_What the task requires_. From the data below, copy each line that includes the word "Ticket".

___ Information given ___

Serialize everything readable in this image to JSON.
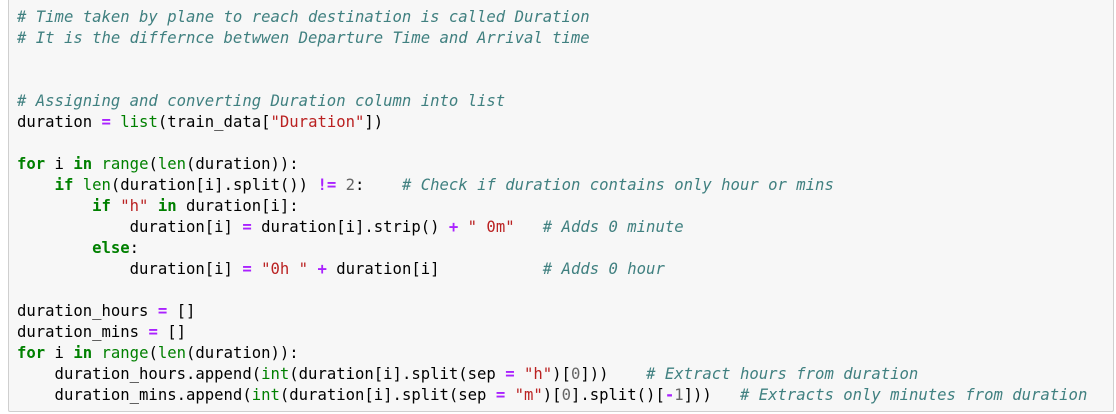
{
  "colors": {
    "background": "#f7f7f7",
    "border": "#cfcfcf",
    "comment": "#408080",
    "keyword": "#008000",
    "builtin": "#008000",
    "string": "#ba2121",
    "operator": "#aa22ff",
    "number": "#666666",
    "text": "#000000"
  },
  "lines": [
    [
      [
        "cm",
        "# Time taken by plane to reach destination is called Duration"
      ]
    ],
    [
      [
        "cm",
        "# It is the differnce betwwen Departure Time and Arrival time"
      ]
    ],
    [],
    [],
    [
      [
        "cm",
        "# Assigning and converting Duration column into list"
      ]
    ],
    [
      [
        "tx",
        "duration "
      ],
      [
        "op",
        "="
      ],
      [
        "tx",
        " "
      ],
      [
        "bi",
        "list"
      ],
      [
        "tx",
        "(train_data["
      ],
      [
        "st",
        "\"Duration\""
      ],
      [
        "tx",
        "])"
      ]
    ],
    [],
    [
      [
        "kw",
        "for"
      ],
      [
        "tx",
        " i "
      ],
      [
        "kw",
        "in"
      ],
      [
        "tx",
        " "
      ],
      [
        "bi",
        "range"
      ],
      [
        "tx",
        "("
      ],
      [
        "bi",
        "len"
      ],
      [
        "tx",
        "(duration)):"
      ]
    ],
    [
      [
        "tx",
        "    "
      ],
      [
        "kw",
        "if"
      ],
      [
        "tx",
        " "
      ],
      [
        "bi",
        "len"
      ],
      [
        "tx",
        "(duration[i].split()) "
      ],
      [
        "op",
        "!="
      ],
      [
        "tx",
        " "
      ],
      [
        "nu",
        "2"
      ],
      [
        "tx",
        ":    "
      ],
      [
        "cm",
        "# Check if duration contains only hour or mins"
      ]
    ],
    [
      [
        "tx",
        "        "
      ],
      [
        "kw",
        "if"
      ],
      [
        "tx",
        " "
      ],
      [
        "st",
        "\"h\""
      ],
      [
        "tx",
        " "
      ],
      [
        "kw",
        "in"
      ],
      [
        "tx",
        " duration[i]:"
      ]
    ],
    [
      [
        "tx",
        "            duration[i] "
      ],
      [
        "op",
        "="
      ],
      [
        "tx",
        " duration[i].strip() "
      ],
      [
        "op",
        "+"
      ],
      [
        "tx",
        " "
      ],
      [
        "st",
        "\" 0m\""
      ],
      [
        "tx",
        "   "
      ],
      [
        "cm",
        "# Adds 0 minute"
      ]
    ],
    [
      [
        "tx",
        "        "
      ],
      [
        "kw",
        "else"
      ],
      [
        "tx",
        ":"
      ]
    ],
    [
      [
        "tx",
        "            duration[i] "
      ],
      [
        "op",
        "="
      ],
      [
        "tx",
        " "
      ],
      [
        "st",
        "\"0h \""
      ],
      [
        "tx",
        " "
      ],
      [
        "op",
        "+"
      ],
      [
        "tx",
        " duration[i]           "
      ],
      [
        "cm",
        "# Adds 0 hour"
      ]
    ],
    [],
    [
      [
        "tx",
        "duration_hours "
      ],
      [
        "op",
        "="
      ],
      [
        "tx",
        " []"
      ]
    ],
    [
      [
        "tx",
        "duration_mins "
      ],
      [
        "op",
        "="
      ],
      [
        "tx",
        " []"
      ]
    ],
    [
      [
        "kw",
        "for"
      ],
      [
        "tx",
        " i "
      ],
      [
        "kw",
        "in"
      ],
      [
        "tx",
        " "
      ],
      [
        "bi",
        "range"
      ],
      [
        "tx",
        "("
      ],
      [
        "bi",
        "len"
      ],
      [
        "tx",
        "(duration)):"
      ]
    ],
    [
      [
        "tx",
        "    duration_hours.append("
      ],
      [
        "bi",
        "int"
      ],
      [
        "tx",
        "(duration[i].split(sep "
      ],
      [
        "op",
        "="
      ],
      [
        "tx",
        " "
      ],
      [
        "st",
        "\"h\""
      ],
      [
        "tx",
        ")["
      ],
      [
        "nu",
        "0"
      ],
      [
        "tx",
        "]))    "
      ],
      [
        "cm",
        "# Extract hours from duration"
      ]
    ],
    [
      [
        "tx",
        "    duration_mins.append("
      ],
      [
        "bi",
        "int"
      ],
      [
        "tx",
        "(duration[i].split(sep "
      ],
      [
        "op",
        "="
      ],
      [
        "tx",
        " "
      ],
      [
        "st",
        "\"m\""
      ],
      [
        "tx",
        ")["
      ],
      [
        "nu",
        "0"
      ],
      [
        "tx",
        "].split()["
      ],
      [
        "op",
        "-"
      ],
      [
        "nu",
        "1"
      ],
      [
        "tx",
        "]))   "
      ],
      [
        "cm",
        "# Extracts only minutes from duration"
      ]
    ]
  ]
}
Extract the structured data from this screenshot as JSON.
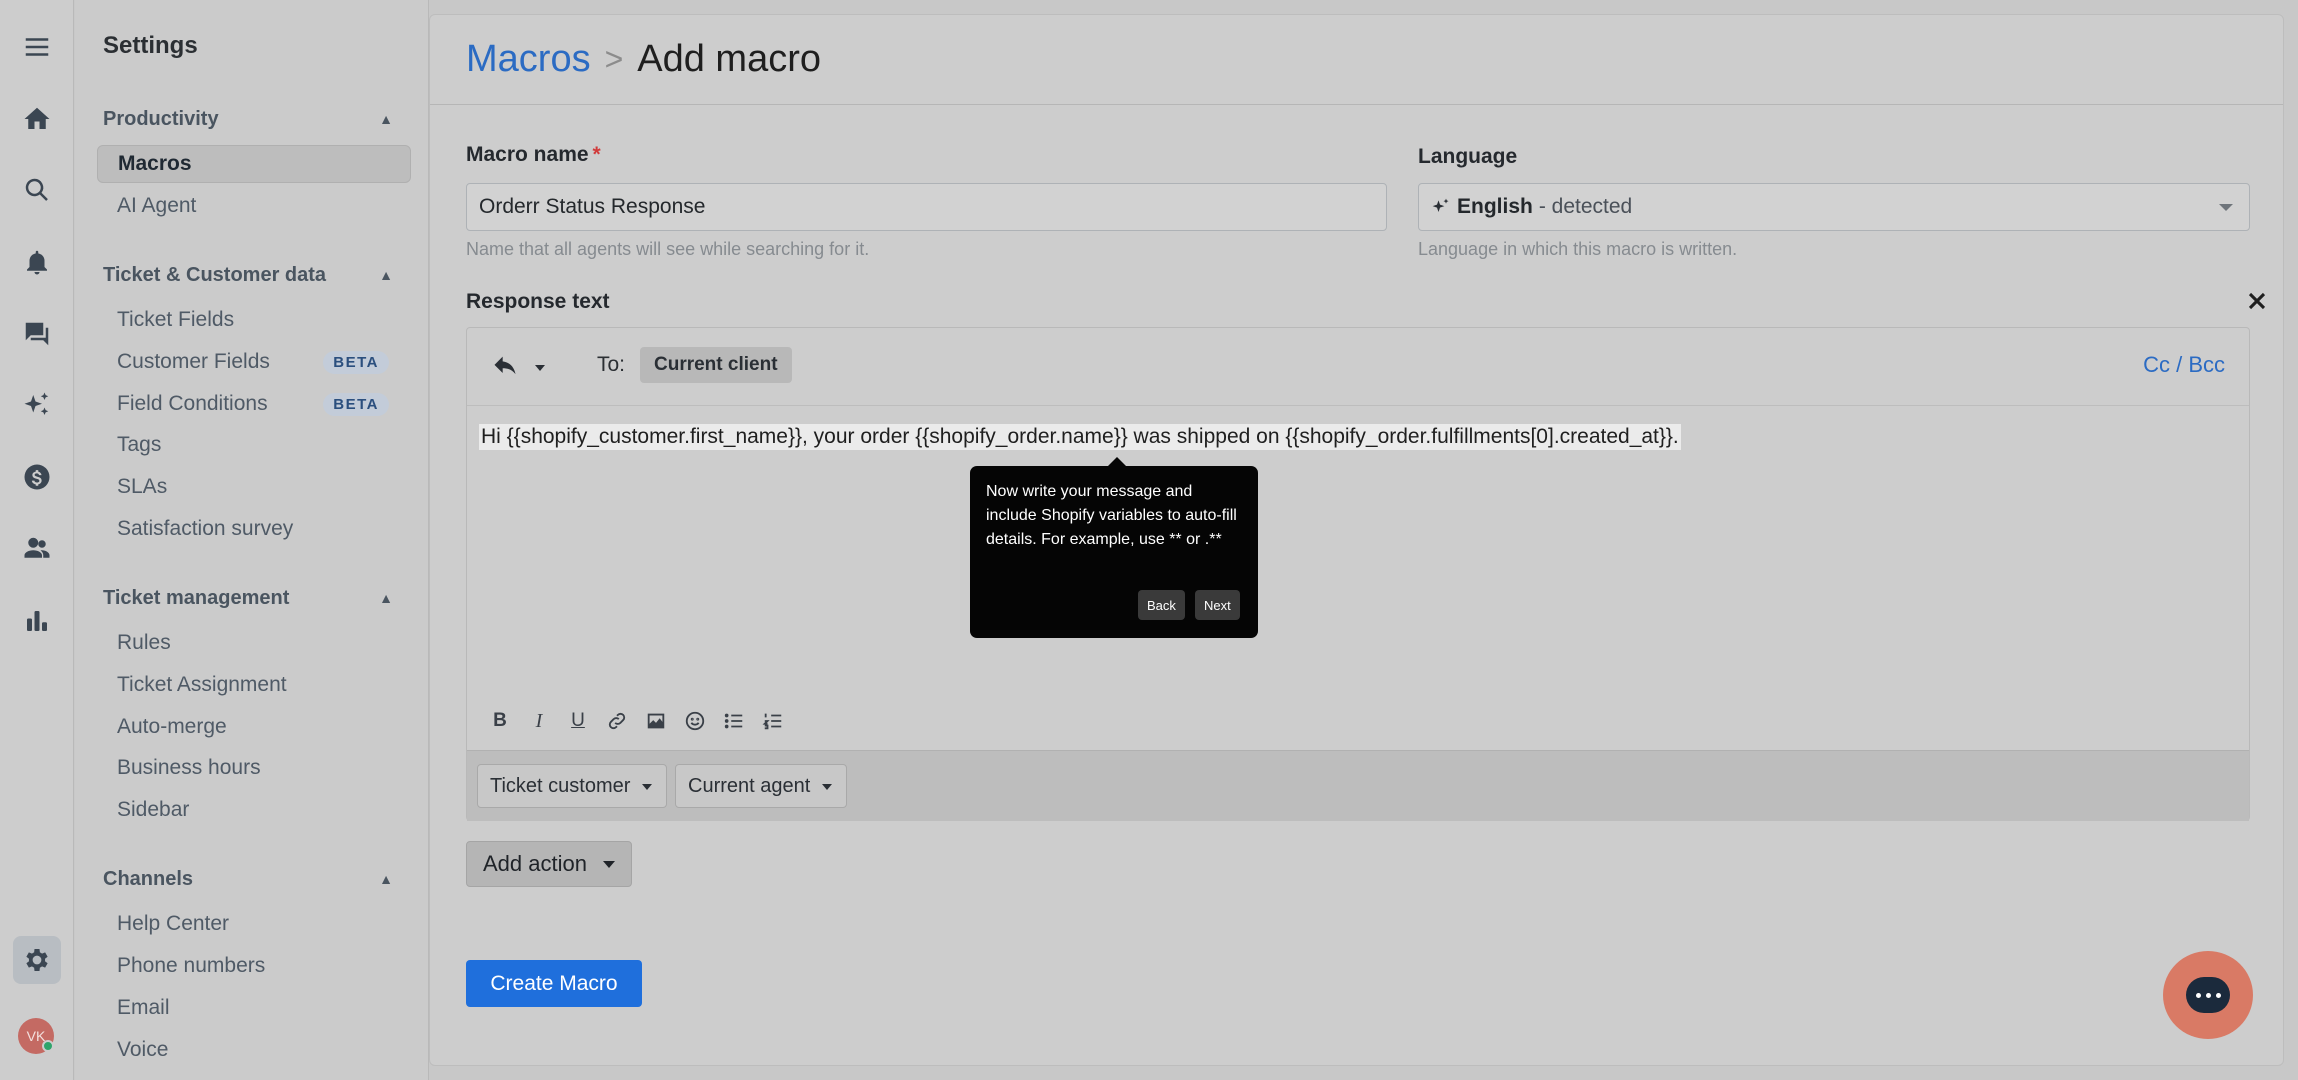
{
  "rail": {
    "icons": [
      "menu-icon",
      "home-icon",
      "search-icon",
      "bell-icon",
      "chat-icon",
      "sparkle-icon",
      "dollar-icon",
      "users-icon",
      "bar-chart-icon",
      "gear-icon"
    ],
    "avatar_initials": "VK"
  },
  "sidebar": {
    "title": "Settings",
    "sections": [
      {
        "label": "Productivity",
        "items": [
          "Macros",
          "AI Agent"
        ]
      },
      {
        "label": "Ticket & Customer data",
        "items": [
          "Ticket Fields",
          "Customer Fields",
          "Field Conditions",
          "Tags",
          "SLAs",
          "Satisfaction survey"
        ]
      },
      {
        "label": "Ticket management",
        "items": [
          "Rules",
          "Ticket Assignment",
          "Auto-merge",
          "Business hours",
          "Sidebar"
        ]
      },
      {
        "label": "Channels",
        "items": [
          "Help Center",
          "Phone numbers",
          "Email",
          "Voice"
        ]
      }
    ],
    "beta_label": "BETA",
    "active_item": "Macros"
  },
  "header": {
    "crumb_link": "Macros",
    "crumb_sep": ">",
    "crumb_current": "Add macro"
  },
  "form": {
    "macro_name_label": "Macro name",
    "required_mark": "*",
    "macro_name_value": "Orderr Status Response",
    "macro_name_hint": "Name that all agents will see while searching for it.",
    "language_label": "Language",
    "language_value": "English",
    "language_detected": "- detected",
    "language_hint": "Language in which this macro is written.",
    "response_label": "Response text"
  },
  "editor": {
    "to_label": "To:",
    "to_chip": "Current client",
    "cc_bcc": "Cc / Bcc",
    "body": "Hi {{shopify_customer.first_name}}, your order {{shopify_order.name}} was shipped on {{shopify_order.fulfillments[0].created_at}}.",
    "toolbar": [
      "bold-icon",
      "italic-icon",
      "underline-icon",
      "link-icon",
      "image-icon",
      "emoji-icon",
      "bullet-list-icon",
      "numbered-list-icon"
    ],
    "var_buttons": [
      "Ticket customer",
      "Current agent"
    ]
  },
  "tooltip": {
    "text": "Now write your message and include Shopify variables to auto-fill details. For example, use ** or .**",
    "back": "Back",
    "next": "Next"
  },
  "actions": {
    "add_action": "Add action",
    "create": "Create Macro"
  },
  "colors": {
    "accent": "#1f6fdc",
    "link": "#2b6bc3",
    "required": "#d13b3b",
    "chat_fab": "#d97a65"
  }
}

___

_Output for this task_.
        "label": "Ticket & Customer data",
          "Ticket Fields",
        "label": "Ticket management",
          "Ticket Assignment",
      "Ticket customer",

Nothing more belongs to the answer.